→ Excerpted records
# # #
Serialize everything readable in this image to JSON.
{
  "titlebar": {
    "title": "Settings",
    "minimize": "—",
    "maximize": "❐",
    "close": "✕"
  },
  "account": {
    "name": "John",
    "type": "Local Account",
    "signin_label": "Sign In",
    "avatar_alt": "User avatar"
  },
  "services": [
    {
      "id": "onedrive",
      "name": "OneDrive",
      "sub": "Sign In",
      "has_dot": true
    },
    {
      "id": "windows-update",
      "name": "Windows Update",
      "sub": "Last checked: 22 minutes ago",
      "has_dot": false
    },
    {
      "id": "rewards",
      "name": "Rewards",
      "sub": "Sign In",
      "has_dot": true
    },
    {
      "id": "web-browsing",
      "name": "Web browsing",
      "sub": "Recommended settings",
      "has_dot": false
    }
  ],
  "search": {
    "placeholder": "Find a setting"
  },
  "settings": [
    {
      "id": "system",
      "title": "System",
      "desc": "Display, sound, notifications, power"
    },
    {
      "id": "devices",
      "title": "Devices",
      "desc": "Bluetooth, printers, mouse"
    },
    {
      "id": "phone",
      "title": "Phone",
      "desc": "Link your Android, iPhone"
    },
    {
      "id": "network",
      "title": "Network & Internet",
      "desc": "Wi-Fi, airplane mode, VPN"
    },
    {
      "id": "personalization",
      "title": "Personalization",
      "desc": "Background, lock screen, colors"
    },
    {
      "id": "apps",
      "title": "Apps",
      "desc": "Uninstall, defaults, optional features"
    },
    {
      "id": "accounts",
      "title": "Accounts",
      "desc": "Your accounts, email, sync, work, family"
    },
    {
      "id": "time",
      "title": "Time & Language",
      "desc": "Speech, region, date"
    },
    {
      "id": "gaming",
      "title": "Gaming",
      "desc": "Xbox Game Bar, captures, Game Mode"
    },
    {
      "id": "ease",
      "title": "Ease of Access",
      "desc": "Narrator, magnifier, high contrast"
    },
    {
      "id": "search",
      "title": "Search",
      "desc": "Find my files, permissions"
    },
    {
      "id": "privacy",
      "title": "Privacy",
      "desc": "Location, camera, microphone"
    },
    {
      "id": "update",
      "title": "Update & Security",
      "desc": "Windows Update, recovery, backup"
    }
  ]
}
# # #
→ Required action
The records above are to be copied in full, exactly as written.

→ Written response
Serialize everything readable in this image to JSON.
{
  "titlebar": {
    "title": "Settings",
    "minimize": "—",
    "maximize": "❐",
    "close": "✕"
  },
  "account": {
    "name": "John",
    "type": "Local Account",
    "signin_label": "Sign In",
    "avatar_alt": "User avatar"
  },
  "services": [
    {
      "id": "onedrive",
      "name": "OneDrive",
      "sub": "Sign In",
      "has_dot": true
    },
    {
      "id": "windows-update",
      "name": "Windows Update",
      "sub": "Last checked: 22 minutes ago",
      "has_dot": false
    },
    {
      "id": "rewards",
      "name": "Rewards",
      "sub": "Sign In",
      "has_dot": true
    },
    {
      "id": "web-browsing",
      "name": "Web browsing",
      "sub": "Recommended settings",
      "has_dot": false
    }
  ],
  "search": {
    "placeholder": "Find a setting"
  },
  "settings": [
    {
      "id": "system",
      "title": "System",
      "desc": "Display, sound, notifications, power"
    },
    {
      "id": "devices",
      "title": "Devices",
      "desc": "Bluetooth, printers, mouse"
    },
    {
      "id": "phone",
      "title": "Phone",
      "desc": "Link your Android, iPhone"
    },
    {
      "id": "network",
      "title": "Network & Internet",
      "desc": "Wi-Fi, airplane mode, VPN"
    },
    {
      "id": "personalization",
      "title": "Personalization",
      "desc": "Background, lock screen, colors"
    },
    {
      "id": "apps",
      "title": "Apps",
      "desc": "Uninstall, defaults, optional features"
    },
    {
      "id": "accounts",
      "title": "Accounts",
      "desc": "Your accounts, email, sync, work, family"
    },
    {
      "id": "time",
      "title": "Time & Language",
      "desc": "Speech, region, date"
    },
    {
      "id": "gaming",
      "title": "Gaming",
      "desc": "Xbox Game Bar, captures, Game Mode"
    },
    {
      "id": "ease",
      "title": "Ease of Access",
      "desc": "Narrator, magnifier, high contrast"
    },
    {
      "id": "search",
      "title": "Search",
      "desc": "Find my files, permissions"
    },
    {
      "id": "privacy",
      "title": "Privacy",
      "desc": "Location, camera, microphone"
    },
    {
      "id": "update",
      "title": "Update & Security",
      "desc": "Windows Update, recovery, backup"
    }
  ]
}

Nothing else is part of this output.